Molecular Beam Apparatus
Polyatomic molecules and radicals are important species in combustion processes. But the investigation of their spectroscopy and dynamics in high temperature environments is often not feasible with conventional laser techniques due to congested spectra. Furthermore, the characterization of transition metal clusters is crucial in order to gain better insights into catalytic systems. The goal of the molecular beam facility at the PSI is to generate vibrationally and rotationally cold polyatomic molecules, (metallic) clusters, and radicals that are suitable for their spectroscopic investigation. We use an advanced non-linear technique in combination with more conventional methods for the measurement of these species in the controlled environment of the molecular beam.

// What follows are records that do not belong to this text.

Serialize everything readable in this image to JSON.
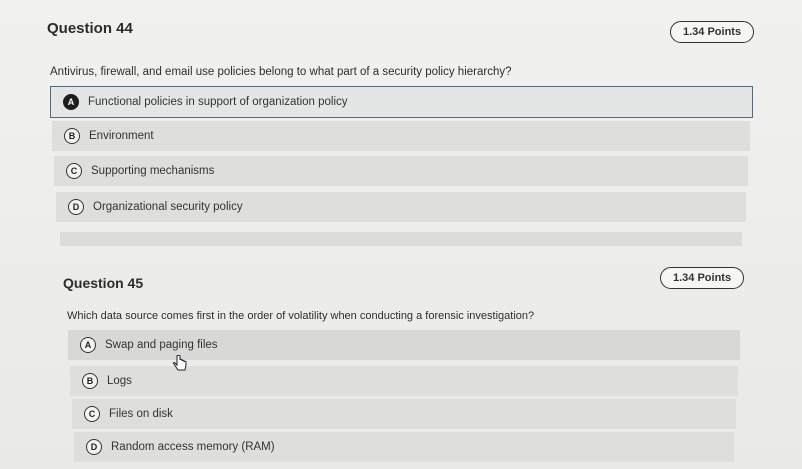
{
  "q44": {
    "title": "Question 44",
    "points": "1.34 Points",
    "prompt": "Antivirus, firewall, and email use policies belong to what part of a security policy hierarchy?",
    "options": [
      {
        "letter": "A",
        "text": "Functional policies in support of organization policy",
        "selected": true
      },
      {
        "letter": "B",
        "text": "Environment",
        "selected": false
      },
      {
        "letter": "C",
        "text": "Supporting mechanisms",
        "selected": false
      },
      {
        "letter": "D",
        "text": "Organizational security policy",
        "selected": false
      }
    ]
  },
  "q45": {
    "title": "Question 45",
    "points": "1.34 Points",
    "prompt": "Which data source comes first in the order of volatility when conducting a forensic investigation?",
    "options": [
      {
        "letter": "A",
        "text": "Swap and paging files",
        "selected": false
      },
      {
        "letter": "B",
        "text": "Logs",
        "selected": false
      },
      {
        "letter": "C",
        "text": "Files on disk",
        "selected": false
      },
      {
        "letter": "D",
        "text": "Random access memory (RAM)",
        "selected": false
      }
    ]
  },
  "colors": {
    "selected_border": "#4a6e86",
    "option_bg": "#dededc"
  },
  "icons": {
    "cursor": "hand-pointer-icon"
  }
}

The production of specific transient species in the molecular beam is achieved by laser-vaporization of metals and by pyrolytic, photolytic or discharge sources.
|Molecular beam apparatus for multiplex spectroscopy. A molecular beam is generated by supersonic expansion through a pulsed valve which is mounted on an xyz-translation stage. For solid or liquid substances exhibiting a low vapor pressure, the source holder is resistively heatable in two stages by separate heating loops (thermocoax). For example, internally cold H2CO can be obtained by heating a sample of solid para-formaldehyde (≈ 360 K) to liberate the monomer which is co-expanded with He at backing pressures behind the valve of ≈ 1.5 atm. Transient species, like C3, are produced by applying a discharge assembly. Metal clusters are generated by laser vaporization in an home-built high-intensity source.|